888 Reports Growth, But Profits Hurt by Taxes and Failed Bwin Bid

Posted on: March 24, 2016, 10:00h. 

Last updated on: March 24, 2016, 10:27h.

Online gaming operator 888 is in robust health, despite increased tax burdens across Europe, adverse foreign exchange rates, and an expensive and ultimately fruitless takeover bid for bwin.party in 2015. That’s according to the company’s annual financial results, published Tuesday.

Itai Frieberger 888 reports growth for 2015
New 888 chief executive Itai Frieberger, right, shown here with Chairman Brian Mattingley, said 2015 was a year of ““excellent operational momentum,” despite the cut in profits. (Image: gaming intelligence.com)

The operator reported strong revenue growth for year ending December 31, 2015, although profits had been hit hard by regulatory challenges, most notably the UK’s point-of-consumption tax, the report said.

Nevertheless, revenues were up two percent on the previous year, to $462 million. And that is proof, said chairman Brian Mattingley, that 888 is sufficiently “resilient” to weather new headwinds.

The operator also noted that on a like-on-like comparative basis to 2014, its group revenues would have grown to $508 million, were it not for all the things that made that not happen. And registered consumer accounts were also up, by 12 per cent to $508 million, it said.

$17.5 Million Failed Takeover Costs

Pre-tax profits were slashed by 52 percent year-on-year, from $67.9 million to $32.5 million.

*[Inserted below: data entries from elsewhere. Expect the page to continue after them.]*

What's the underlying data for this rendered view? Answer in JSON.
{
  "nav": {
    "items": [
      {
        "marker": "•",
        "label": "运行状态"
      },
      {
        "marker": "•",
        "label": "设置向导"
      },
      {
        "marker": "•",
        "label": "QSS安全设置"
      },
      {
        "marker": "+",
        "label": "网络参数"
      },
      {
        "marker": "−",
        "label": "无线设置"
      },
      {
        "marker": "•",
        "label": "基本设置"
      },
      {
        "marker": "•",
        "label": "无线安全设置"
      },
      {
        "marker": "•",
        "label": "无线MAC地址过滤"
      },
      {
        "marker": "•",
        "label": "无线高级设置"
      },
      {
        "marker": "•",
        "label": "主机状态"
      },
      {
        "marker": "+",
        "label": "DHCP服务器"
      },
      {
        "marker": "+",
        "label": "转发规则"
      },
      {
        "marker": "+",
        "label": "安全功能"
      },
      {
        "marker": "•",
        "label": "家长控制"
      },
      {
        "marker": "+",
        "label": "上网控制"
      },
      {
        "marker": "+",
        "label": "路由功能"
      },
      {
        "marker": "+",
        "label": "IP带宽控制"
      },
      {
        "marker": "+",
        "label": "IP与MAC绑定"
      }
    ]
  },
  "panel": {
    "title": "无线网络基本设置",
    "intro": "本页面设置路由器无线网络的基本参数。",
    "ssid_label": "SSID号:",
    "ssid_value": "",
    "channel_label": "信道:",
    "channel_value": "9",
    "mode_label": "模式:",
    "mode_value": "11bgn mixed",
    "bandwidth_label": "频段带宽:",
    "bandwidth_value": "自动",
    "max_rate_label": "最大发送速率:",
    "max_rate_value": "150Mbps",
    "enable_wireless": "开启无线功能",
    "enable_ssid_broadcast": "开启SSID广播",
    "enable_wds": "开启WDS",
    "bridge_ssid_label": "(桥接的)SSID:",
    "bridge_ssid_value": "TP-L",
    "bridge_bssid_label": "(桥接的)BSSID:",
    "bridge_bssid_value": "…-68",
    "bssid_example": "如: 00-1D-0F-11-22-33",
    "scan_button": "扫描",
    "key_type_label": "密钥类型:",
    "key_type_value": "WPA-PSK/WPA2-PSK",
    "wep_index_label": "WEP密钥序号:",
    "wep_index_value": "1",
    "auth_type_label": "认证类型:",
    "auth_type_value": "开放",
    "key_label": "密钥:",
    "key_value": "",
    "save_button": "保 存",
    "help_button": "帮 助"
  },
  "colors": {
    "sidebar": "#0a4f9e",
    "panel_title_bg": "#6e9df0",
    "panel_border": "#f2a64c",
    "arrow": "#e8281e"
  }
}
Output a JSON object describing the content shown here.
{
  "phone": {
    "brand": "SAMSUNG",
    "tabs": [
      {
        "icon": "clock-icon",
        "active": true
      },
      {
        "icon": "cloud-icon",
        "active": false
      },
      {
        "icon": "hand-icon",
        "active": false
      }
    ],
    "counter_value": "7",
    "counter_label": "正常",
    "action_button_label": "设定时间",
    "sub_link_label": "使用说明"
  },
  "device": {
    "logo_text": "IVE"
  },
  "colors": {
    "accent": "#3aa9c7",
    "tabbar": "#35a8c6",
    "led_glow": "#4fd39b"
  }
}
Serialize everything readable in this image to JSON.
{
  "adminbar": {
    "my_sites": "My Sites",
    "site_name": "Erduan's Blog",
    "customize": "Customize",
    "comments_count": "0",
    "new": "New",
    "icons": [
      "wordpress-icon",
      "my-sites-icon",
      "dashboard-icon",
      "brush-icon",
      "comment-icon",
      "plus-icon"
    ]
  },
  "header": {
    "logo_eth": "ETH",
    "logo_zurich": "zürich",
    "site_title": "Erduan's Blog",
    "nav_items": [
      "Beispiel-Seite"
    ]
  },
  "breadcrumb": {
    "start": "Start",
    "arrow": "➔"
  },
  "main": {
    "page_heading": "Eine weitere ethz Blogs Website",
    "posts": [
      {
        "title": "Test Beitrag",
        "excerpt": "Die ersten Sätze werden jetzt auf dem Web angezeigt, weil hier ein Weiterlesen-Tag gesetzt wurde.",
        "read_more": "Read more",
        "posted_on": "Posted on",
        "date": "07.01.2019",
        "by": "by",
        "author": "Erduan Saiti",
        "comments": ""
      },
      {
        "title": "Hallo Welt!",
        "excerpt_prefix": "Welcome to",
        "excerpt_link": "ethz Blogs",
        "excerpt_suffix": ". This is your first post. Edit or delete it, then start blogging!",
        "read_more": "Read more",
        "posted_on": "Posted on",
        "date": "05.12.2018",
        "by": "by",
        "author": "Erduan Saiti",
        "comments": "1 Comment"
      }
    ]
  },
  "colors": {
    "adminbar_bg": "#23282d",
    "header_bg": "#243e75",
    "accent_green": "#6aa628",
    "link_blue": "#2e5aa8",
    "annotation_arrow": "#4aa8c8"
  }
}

Some of that shortfall can be explained by the $17.5 million that was spent on the failed pursuit of bwin.party. The latter was ultimately sold to GVC Holdings, following a protracted bidding war between the two parties.

Meanwhile, 888 said the point-of-consumption tax in the UK had cost the company $30 million in 2015, compared with a mere $2.1 million only a year earlier.

The new rules require all operators engaging with the lucrative UK market to pay a 15 percent levy to the British Treasury, whereas previously they were permitted to operate in Britain from various government-white-listed overseas licensing jurisdictions with more favorable tax-rates.

888 said that its tax liabilities could even increase further, if new global proposals on cross-border taxation are implemented, forcing it to declare a similar “taxable presence” in other markets, as it has done in the UK.

“Taxes Work Us Harder”

New 888 chief exec Itai Frieberger suggested it had been a “very successful year” for the company, one of “excellent operational momentum.”

“This strong performance reflects the continued execution of our focused growth strategy as well as the quality of our brands, best-in-class technology and CRM expertise and was achieved despite the significant external challenges that impacted the online gaming industry and our profitability,” he said in an official press release.

“These challenges, like VAT, Point of Consumption, etc., what they do is actually make us better as we need to work harder, we need to be more efficient, and we need to be more innovative in order to continue to be competitive in the marketplace.”

888 said that average daily revenue of the first few months of 2016 was up 20 percent on the corresponding period a year ago. Shares in the company had risen by 3.58 percent at the close of trading on Tuesday.